Most objectionable to the League, Neuman said, were conditions in the agreement that gave the campaigns unprecedented control over the proceedings. Neuman called “outrageous” the campaigns’ demands that they control the selection of questioners, the composition of the audience, hall access for the press and other issues.
Pretty damning. Since 1988, the debates have been run by the Commission on Presidential Debates, a nonprofit corporation controlled by the Republican and Democratic parties. Apart from deciding the debate formats, questions, and so on, they also decide who gets into the debates. They have made the polling requirements 15% prior to getting into the debates. Naturally, since this a decision done by the Republican and Democratic parties, there have been no third party candidates that have gotten into the debates. Ross Perot was able to get in, but since his party didn’t survive him, I am not inclined to call it a party. In fact, up until this year, we only had empirical evidence that you could get into the debates as a billionaire. Really democratic.
Of course this year we have the most unpopular candidates since we started opinion polls, and for good reason. Trump is incompetent, misinformed, capricious, and authoritarian. Clinton has been embroiled in scandals, has made bad policy decisions in the past, and has such a tight hold of the Democratic party that the prospect of her political machine controlling the federal government should give everyone pause. This week it’s even come out that her health is at least vaguely worrisome. It just so happens that this same year the Libertarian Party has nominated a ticket with two former two-term moderate Republican governors from blue states. They have more executive political experience than the two major party candidates combined, and a majority of Americans want them in the debates. So if there is a year where a third party should obviously be included, this is it. But as of right now, Gary Johnson and Bill Weld won’t be allowed in.
Our primary system is pretty broken. Congressional approval ratings are extraordinarily low. Federal budgets have barely been approved the last few years. But if we allow Gary Johnson to be excluded from these debates, we have resigned ourselves to living with these two parties, and all the trouble they cause, forever. We are stating that the only people we allow to run for president are members of these ancient outdated institutions or billionaires. We are agreeing that change will only happen if it occurs through two organizations whose entire existence is based upon extending their own political power by winning political office.

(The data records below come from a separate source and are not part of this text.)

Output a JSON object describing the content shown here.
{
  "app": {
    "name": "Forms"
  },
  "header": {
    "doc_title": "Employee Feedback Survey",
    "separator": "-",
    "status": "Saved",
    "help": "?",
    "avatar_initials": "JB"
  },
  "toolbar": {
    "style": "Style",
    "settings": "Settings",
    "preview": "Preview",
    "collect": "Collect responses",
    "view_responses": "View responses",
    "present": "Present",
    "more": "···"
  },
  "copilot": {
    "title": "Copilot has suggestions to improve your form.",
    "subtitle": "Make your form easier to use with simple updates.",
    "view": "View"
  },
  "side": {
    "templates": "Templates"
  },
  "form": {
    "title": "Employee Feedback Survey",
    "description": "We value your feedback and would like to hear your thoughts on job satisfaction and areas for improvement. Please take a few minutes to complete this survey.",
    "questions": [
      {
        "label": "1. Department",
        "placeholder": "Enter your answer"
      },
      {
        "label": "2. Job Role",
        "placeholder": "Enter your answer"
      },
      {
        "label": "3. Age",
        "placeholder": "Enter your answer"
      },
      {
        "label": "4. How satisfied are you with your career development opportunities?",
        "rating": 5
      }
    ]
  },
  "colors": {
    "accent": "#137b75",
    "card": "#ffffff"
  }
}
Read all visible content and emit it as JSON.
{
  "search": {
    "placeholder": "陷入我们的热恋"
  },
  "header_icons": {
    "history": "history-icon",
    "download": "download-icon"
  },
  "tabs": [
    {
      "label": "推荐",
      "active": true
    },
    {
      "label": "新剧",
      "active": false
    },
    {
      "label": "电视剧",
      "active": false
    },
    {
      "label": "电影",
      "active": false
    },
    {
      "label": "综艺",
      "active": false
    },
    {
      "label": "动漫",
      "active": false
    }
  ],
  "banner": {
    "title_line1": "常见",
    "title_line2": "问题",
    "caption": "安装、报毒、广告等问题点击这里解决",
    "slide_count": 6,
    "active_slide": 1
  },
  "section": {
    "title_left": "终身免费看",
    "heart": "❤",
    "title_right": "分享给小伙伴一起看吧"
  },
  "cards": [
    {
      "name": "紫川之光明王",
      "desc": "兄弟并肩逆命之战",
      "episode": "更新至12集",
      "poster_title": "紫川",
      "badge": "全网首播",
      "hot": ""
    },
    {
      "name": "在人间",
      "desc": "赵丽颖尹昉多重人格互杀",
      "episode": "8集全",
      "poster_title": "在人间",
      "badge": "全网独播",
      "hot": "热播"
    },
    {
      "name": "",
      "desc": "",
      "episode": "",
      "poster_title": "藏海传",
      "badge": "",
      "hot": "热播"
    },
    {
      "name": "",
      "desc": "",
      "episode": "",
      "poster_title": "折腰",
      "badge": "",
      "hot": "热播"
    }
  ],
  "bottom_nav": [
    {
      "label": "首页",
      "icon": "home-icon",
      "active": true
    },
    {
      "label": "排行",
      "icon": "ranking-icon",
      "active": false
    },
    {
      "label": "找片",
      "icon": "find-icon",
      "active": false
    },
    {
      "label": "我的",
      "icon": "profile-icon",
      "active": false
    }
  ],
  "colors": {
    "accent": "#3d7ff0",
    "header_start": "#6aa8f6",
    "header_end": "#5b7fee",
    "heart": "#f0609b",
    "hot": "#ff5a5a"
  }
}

I’m not saying that the Johnson / Weld ticket has to win the election, or even that they should win a single state; but if we can’t allow our political parties to be publicly challenged in a debate forum, to suffer even the slightest bit of criticism to keep them in line, then what kind of democracy can we claim to live in? What kind of power does your vote have when your only two choices are extraordinarily unpopular candidates selected by the least moderate elements of each party and all other voices are silenced?